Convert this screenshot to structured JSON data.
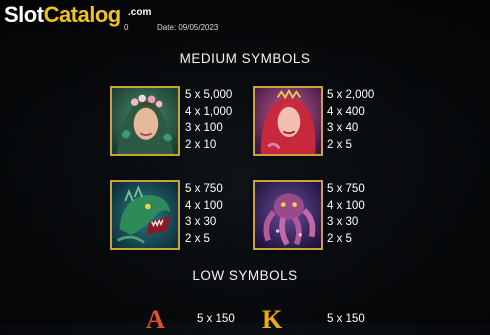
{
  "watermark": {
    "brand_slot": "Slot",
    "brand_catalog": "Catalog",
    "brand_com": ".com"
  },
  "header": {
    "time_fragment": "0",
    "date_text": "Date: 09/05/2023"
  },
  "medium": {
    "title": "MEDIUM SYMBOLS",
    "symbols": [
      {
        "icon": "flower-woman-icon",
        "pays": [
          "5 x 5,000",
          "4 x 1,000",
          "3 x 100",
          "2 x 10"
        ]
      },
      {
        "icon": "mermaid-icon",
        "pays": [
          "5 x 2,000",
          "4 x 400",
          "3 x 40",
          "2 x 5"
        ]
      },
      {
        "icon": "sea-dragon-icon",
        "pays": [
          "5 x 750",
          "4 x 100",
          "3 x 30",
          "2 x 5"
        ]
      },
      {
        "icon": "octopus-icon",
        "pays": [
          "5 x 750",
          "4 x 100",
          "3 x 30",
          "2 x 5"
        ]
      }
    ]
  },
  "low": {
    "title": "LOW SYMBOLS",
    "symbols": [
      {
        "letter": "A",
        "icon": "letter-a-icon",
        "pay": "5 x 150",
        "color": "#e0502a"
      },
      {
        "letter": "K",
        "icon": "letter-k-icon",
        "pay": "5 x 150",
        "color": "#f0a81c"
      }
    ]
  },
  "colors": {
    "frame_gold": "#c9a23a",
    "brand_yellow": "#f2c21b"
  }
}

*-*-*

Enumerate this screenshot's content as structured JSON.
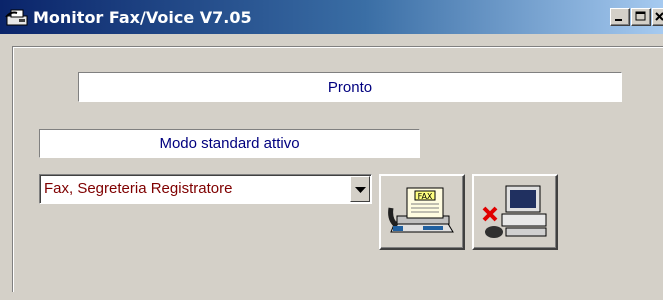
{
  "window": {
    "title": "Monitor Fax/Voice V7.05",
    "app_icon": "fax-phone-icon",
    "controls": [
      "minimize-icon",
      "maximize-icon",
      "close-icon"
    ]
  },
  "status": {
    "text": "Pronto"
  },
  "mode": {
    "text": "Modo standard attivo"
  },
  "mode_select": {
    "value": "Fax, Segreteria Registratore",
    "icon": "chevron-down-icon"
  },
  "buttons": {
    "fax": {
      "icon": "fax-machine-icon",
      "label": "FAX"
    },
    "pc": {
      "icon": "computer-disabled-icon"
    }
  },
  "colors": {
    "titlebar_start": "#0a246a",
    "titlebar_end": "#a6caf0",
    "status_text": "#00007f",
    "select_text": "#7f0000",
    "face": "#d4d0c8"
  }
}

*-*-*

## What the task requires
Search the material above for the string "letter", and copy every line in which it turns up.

## Written solution
        "letter": "A",
        "icon": "letter-a-icon",
        "letter": "K",
        "icon": "letter-k-icon",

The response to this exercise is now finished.